Every line below should come back exactly as written, though the pictures stay out.
══════════
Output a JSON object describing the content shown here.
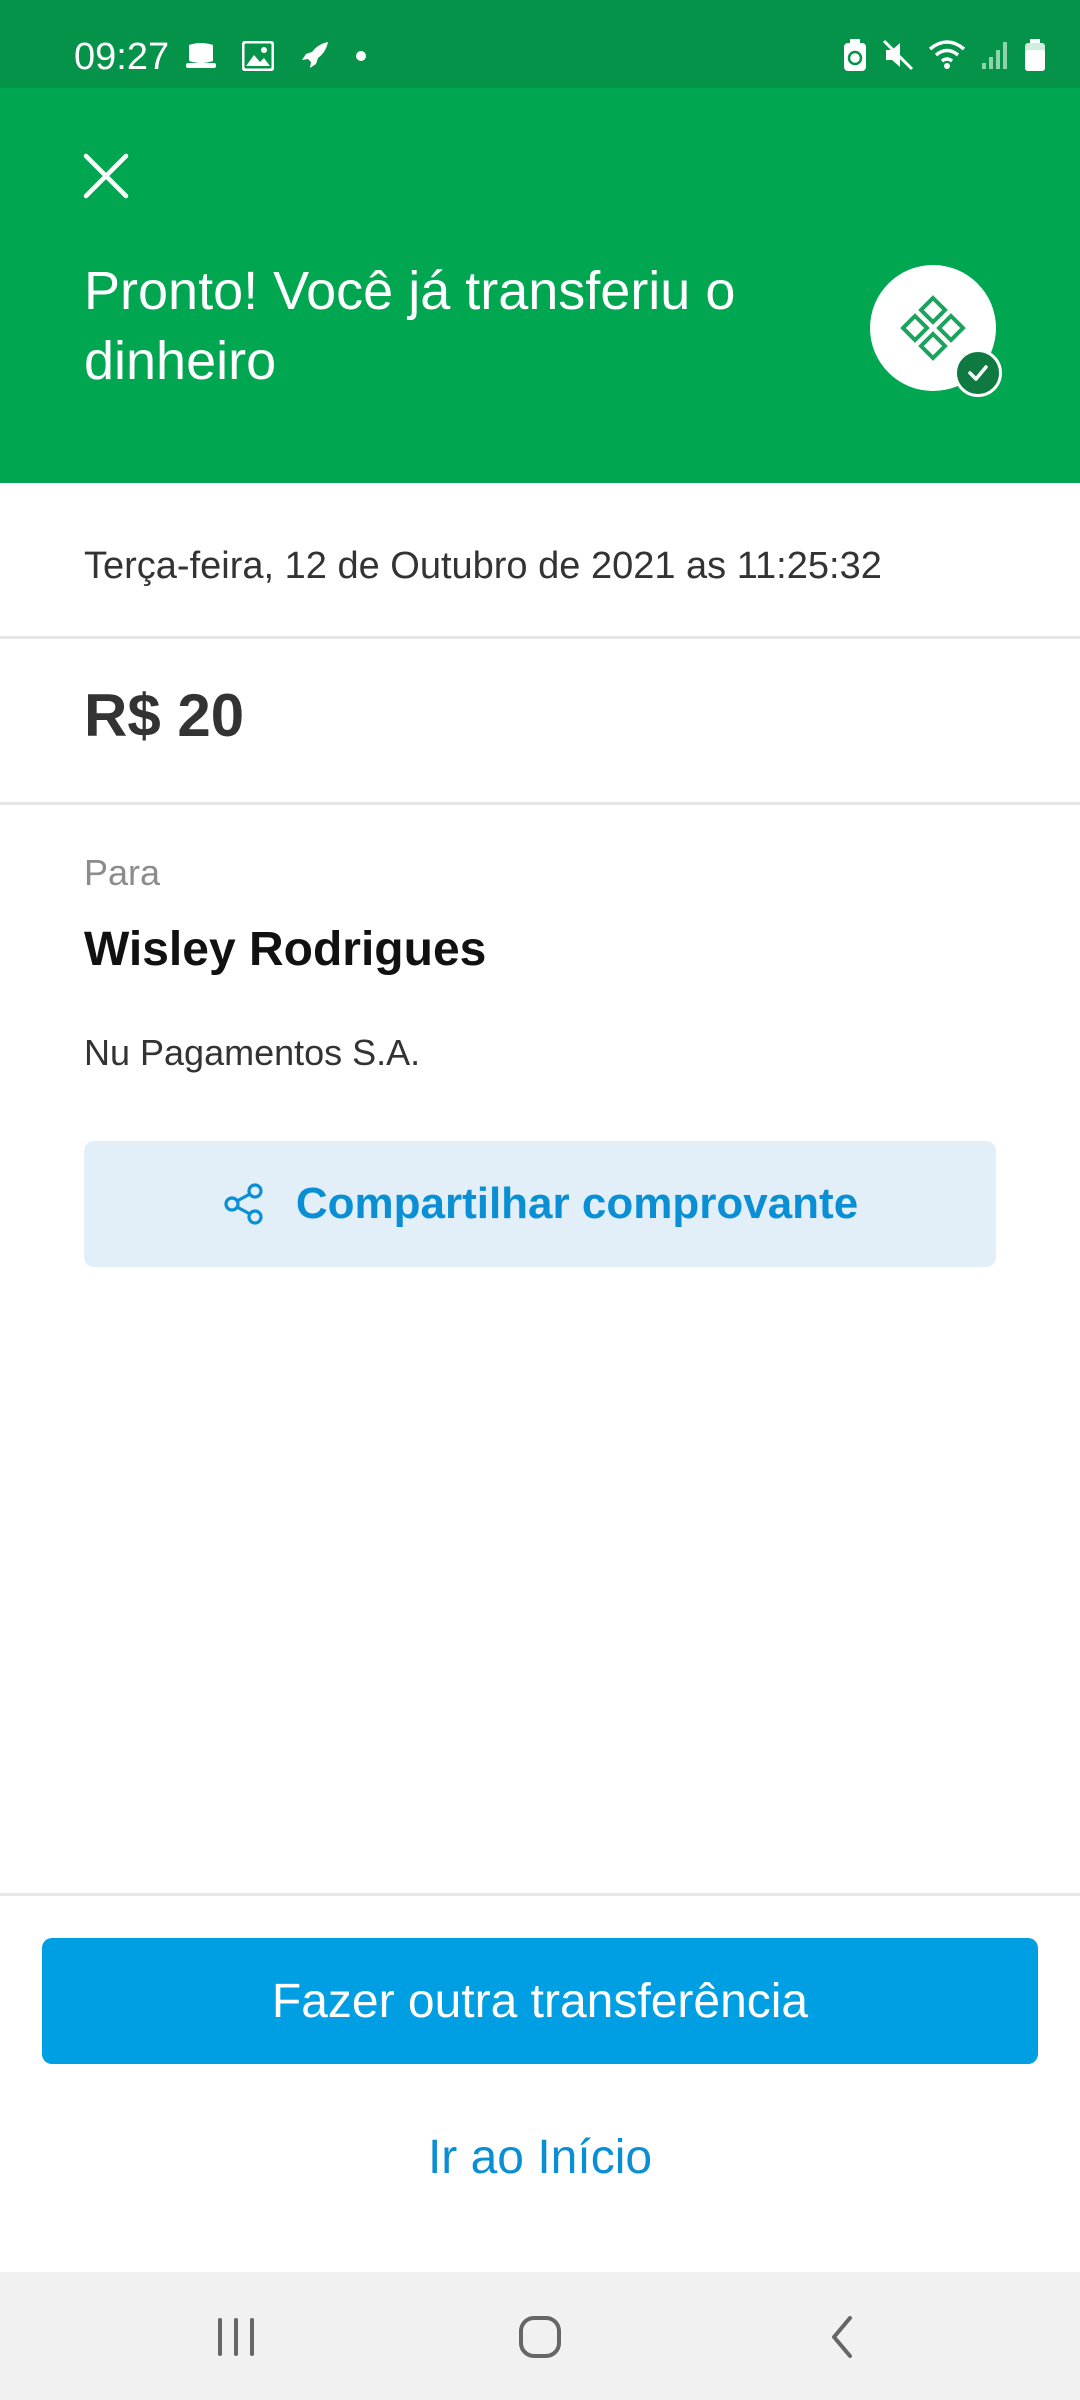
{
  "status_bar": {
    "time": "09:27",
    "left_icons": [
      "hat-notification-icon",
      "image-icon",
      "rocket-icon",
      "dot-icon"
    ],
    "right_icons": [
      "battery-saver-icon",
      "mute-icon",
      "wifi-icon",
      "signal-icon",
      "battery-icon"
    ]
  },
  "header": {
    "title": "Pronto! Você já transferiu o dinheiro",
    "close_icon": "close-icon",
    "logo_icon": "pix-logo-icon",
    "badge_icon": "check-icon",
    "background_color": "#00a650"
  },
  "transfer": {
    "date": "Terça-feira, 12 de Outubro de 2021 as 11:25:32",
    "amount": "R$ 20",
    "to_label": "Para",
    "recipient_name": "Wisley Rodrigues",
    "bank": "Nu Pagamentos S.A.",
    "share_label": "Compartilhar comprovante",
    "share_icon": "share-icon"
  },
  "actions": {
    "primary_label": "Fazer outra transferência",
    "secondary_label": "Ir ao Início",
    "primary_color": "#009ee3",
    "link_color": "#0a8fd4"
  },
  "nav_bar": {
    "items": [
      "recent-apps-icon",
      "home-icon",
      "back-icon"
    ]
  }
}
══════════
Solution to the problem:
Output a JSON object describing the content shown here.
{
  "status_bar": {
    "time": "09:27",
    "left_icons": [
      "hat-notification-icon",
      "image-icon",
      "rocket-icon",
      "dot-icon"
    ],
    "right_icons": [
      "battery-saver-icon",
      "mute-icon",
      "wifi-icon",
      "signal-icon",
      "battery-icon"
    ]
  },
  "header": {
    "title": "Pronto! Você já transferiu o dinheiro",
    "close_icon": "close-icon",
    "logo_icon": "pix-logo-icon",
    "badge_icon": "check-icon",
    "background_color": "#00a650"
  },
  "transfer": {
    "date": "Terça-feira, 12 de Outubro de 2021 as 11:25:32",
    "amount": "R$ 20",
    "to_label": "Para",
    "recipient_name": "Wisley Rodrigues",
    "bank": "Nu Pagamentos S.A.",
    "share_label": "Compartilhar comprovante",
    "share_icon": "share-icon"
  },
  "actions": {
    "primary_label": "Fazer outra transferência",
    "secondary_label": "Ir ao Início",
    "primary_color": "#009ee3",
    "link_color": "#0a8fd4"
  },
  "nav_bar": {
    "items": [
      "recent-apps-icon",
      "home-icon",
      "back-icon"
    ]
  }
}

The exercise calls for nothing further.